Then the appellate court did something remarkable. After vacating the sanction, it turned around and articulated the rationale of ABA formal opinion 92-368 as a judicial rule, reasoning that it was probable that similar circumstances will reoccur in the future. “When a lawyer who receives materials that obviously appear to be subject to an attorney-client privilege or otherwise clearly appear to be confidential and privileged and where it is reasonably apparent that the materials were provided or made available through inadvertence, the lawyer receiving such materials should refrain from examining the materials any more than is essential to ascertain if the materials are privileged, and shall immediately notify the sender that he or she possesses material that appears to be privileged. The parties may then proceed to resolve the situation by agreement or may resort to the court for guidance with the benefit of protective orders and other judicial intervention as may be justified.” State Fund, at 656.

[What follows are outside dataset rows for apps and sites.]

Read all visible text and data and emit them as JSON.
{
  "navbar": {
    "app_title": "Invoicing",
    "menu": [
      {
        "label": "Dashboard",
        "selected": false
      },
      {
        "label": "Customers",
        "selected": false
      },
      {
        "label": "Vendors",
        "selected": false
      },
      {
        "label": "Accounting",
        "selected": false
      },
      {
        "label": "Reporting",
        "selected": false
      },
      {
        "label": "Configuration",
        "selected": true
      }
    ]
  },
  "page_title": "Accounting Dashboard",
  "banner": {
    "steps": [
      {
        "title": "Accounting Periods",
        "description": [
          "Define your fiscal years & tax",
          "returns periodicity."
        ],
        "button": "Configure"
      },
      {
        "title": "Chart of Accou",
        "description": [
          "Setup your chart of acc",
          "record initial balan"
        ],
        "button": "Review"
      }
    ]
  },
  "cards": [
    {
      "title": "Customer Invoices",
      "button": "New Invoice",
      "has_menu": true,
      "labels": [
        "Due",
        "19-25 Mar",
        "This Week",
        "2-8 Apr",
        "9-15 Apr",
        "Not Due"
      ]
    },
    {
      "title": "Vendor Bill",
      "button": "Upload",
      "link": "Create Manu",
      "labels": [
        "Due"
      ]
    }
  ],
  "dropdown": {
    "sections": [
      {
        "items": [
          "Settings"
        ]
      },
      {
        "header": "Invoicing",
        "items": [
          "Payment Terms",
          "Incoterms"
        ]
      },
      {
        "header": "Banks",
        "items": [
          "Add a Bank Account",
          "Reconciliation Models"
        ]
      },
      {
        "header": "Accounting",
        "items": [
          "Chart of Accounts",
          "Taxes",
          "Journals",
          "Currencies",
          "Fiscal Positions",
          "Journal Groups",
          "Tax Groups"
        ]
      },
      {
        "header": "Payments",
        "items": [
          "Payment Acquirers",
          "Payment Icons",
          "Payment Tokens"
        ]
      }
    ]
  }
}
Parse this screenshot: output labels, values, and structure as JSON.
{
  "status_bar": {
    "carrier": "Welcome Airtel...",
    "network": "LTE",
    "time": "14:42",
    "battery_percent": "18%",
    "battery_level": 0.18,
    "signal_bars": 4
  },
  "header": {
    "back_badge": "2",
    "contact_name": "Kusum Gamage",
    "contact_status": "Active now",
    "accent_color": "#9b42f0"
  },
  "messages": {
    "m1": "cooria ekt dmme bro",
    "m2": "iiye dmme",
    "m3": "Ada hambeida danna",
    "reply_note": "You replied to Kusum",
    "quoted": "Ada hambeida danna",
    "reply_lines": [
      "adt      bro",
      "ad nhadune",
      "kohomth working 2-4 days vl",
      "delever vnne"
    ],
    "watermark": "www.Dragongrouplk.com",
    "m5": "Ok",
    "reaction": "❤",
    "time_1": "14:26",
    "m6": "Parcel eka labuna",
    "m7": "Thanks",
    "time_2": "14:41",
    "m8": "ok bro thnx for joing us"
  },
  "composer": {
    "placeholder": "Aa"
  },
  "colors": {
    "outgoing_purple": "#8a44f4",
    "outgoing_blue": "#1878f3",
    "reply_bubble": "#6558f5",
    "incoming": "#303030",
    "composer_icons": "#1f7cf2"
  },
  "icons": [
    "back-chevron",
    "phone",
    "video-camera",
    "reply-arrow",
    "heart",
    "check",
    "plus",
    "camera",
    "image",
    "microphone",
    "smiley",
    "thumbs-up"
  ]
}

The next big step in the evolution of the rule occurred with Rico v. Mitsubishi (2007) 42 Cal.4th 807. There, defendants in civil litigation moved to disqualify plaintiffs’ attorneys and experts, based on attorneys’ clandestine use of confidential and privileged defense document, obtained inadvertently, during depositions of defense experts. The trial court affirmed the disqualification, as did the court of appeal. The California Supreme Court accepted review, in hindsight for the clear purpose of making the State Fund rule binding on all California lawyers.  And so it did by affirming the disqualification based on State Fund.

The most recent application of the inadvertent disclosure rule in a published decision is McDermott, Will & Emery v. Superior Court (Hausman) (2017) 10 Cal.App.5th 1083 (petition for review denied). The appellate court upheld disqualification of a law firm that had received an email between attorney and client that had been forwarded to the client’s smartphone at least three times before falling into the law firm’s hands. The decision is an example of the heightened dangers of inadvertent disclosure in the use of digital technology which makes it cheap and easy — too easy sometimes — to move information.

The last step in the evolution of the inadvertent disclosure rule is imminent. The California Supreme Court is considering a wholly revised set of Rules of Professional Conduct based on the ABA Model Rules. Included is new proposed California Rule 4.4:

Where it is reasonably apparent to a lawyer who receives a writing relating to the lawyer’s representation of a client that the writing was inadvertently sent or produced, and the lawyer knows or reasonably should know that the writing is privileged or subject to the work product doctrine, the lawyer shall: (a) refrain from examining the writing any more than is necessary to determine that it is privileged or subject to the work product doctrine, and (b) promptly notify the sender.

Comment 1 to the proposed new rule cites to Rico v. Mitsubishi and states that the lawyer should return the writing to the sender, seek to reach agreement with the sender regarding the disposition of the writing, or seek guidance from a tribunal.

So the inadvertent disclosure rule is set to come full circle, from its birth in a long-ago ABA ethics opinion to maturity as a California ethics rule enforceable by professional discipline.

-- David Carr

**No portion of this summary is intended to constitute legal advice. Be sure to perform independent research and analysis. Any views expressed are those of the author only and not of the SDCBA or its Legal Ethics Committee.**